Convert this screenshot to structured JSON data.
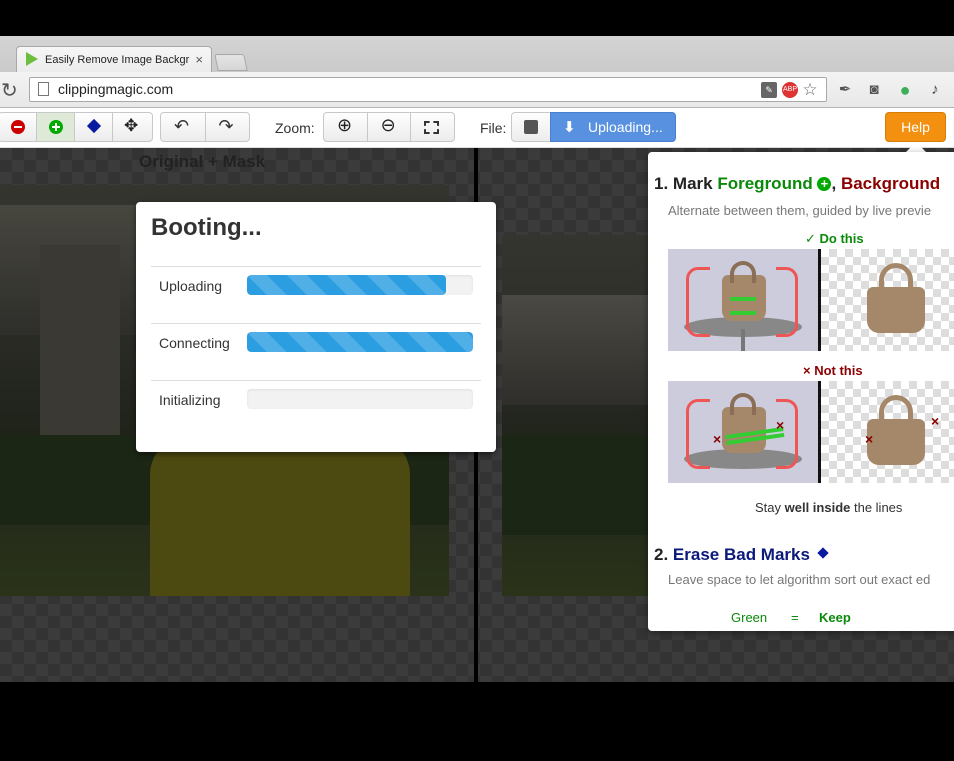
{
  "browser": {
    "tab_title": "Easily Remove Image Backgr",
    "tab_close": "×",
    "url": "clippingmagic.com",
    "reload_glyph": "↻"
  },
  "toolbar": {
    "zoom_label": "Zoom:",
    "file_label": "File:",
    "upload_label": "Uploading...",
    "help_label": "Help"
  },
  "workspace": {
    "left_pane_label": "Original + Mask"
  },
  "dialog": {
    "title": "Booting...",
    "steps": [
      {
        "label": "Uploading",
        "progress": 0.88
      },
      {
        "label": "Connecting",
        "progress": 1.0
      },
      {
        "label": "Initializing",
        "progress": 0.0
      }
    ]
  },
  "help": {
    "step1_number": "1.",
    "step1_mark": "Mark",
    "step1_fg": "Foreground",
    "step1_comma": ",",
    "step1_bg": "Background",
    "step1_sub": "Alternate between them, guided by live previe",
    "do_this": "✓ Do this",
    "not_this": "× Not this",
    "stay_pre": "Stay ",
    "stay_bold": "well inside",
    "stay_post": " the lines",
    "step2_number": "2.",
    "step2_title": "Erase Bad Marks",
    "step2_sub": "Leave space to let algorithm sort out exact ed",
    "legend_color": "Green",
    "legend_eq": "=",
    "legend_value": "Keep"
  },
  "colors": {
    "accent_blue": "#5891e0",
    "help_orange": "#f3900f",
    "progress_blue": "#2a9ee0",
    "foreground_green": "#0a8a0a",
    "background_red": "#8b0000"
  }
}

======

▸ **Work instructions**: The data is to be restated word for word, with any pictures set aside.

▸ **Answer to this problem**:
Convert this screenshot to structured JSON data.
{
  "browser": {
    "tab_title": "Easily Remove Image Backgr",
    "tab_close": "×",
    "url": "clippingmagic.com",
    "reload_glyph": "↻"
  },
  "toolbar": {
    "zoom_label": "Zoom:",
    "file_label": "File:",
    "upload_label": "Uploading...",
    "help_label": "Help"
  },
  "workspace": {
    "left_pane_label": "Original + Mask"
  },
  "dialog": {
    "title": "Booting...",
    "steps": [
      {
        "label": "Uploading",
        "progress": 0.88
      },
      {
        "label": "Connecting",
        "progress": 1.0
      },
      {
        "label": "Initializing",
        "progress": 0.0
      }
    ]
  },
  "help": {
    "step1_number": "1.",
    "step1_mark": "Mark",
    "step1_fg": "Foreground",
    "step1_comma": ",",
    "step1_bg": "Background",
    "step1_sub": "Alternate between them, guided by live previe",
    "do_this": "✓ Do this",
    "not_this": "× Not this",
    "stay_pre": "Stay ",
    "stay_bold": "well inside",
    "stay_post": " the lines",
    "step2_number": "2.",
    "step2_title": "Erase Bad Marks",
    "step2_sub": "Leave space to let algorithm sort out exact ed",
    "legend_color": "Green",
    "legend_eq": "=",
    "legend_value": "Keep"
  },
  "colors": {
    "accent_blue": "#5891e0",
    "help_orange": "#f3900f",
    "progress_blue": "#2a9ee0",
    "foreground_green": "#0a8a0a",
    "background_red": "#8b0000"
  }
}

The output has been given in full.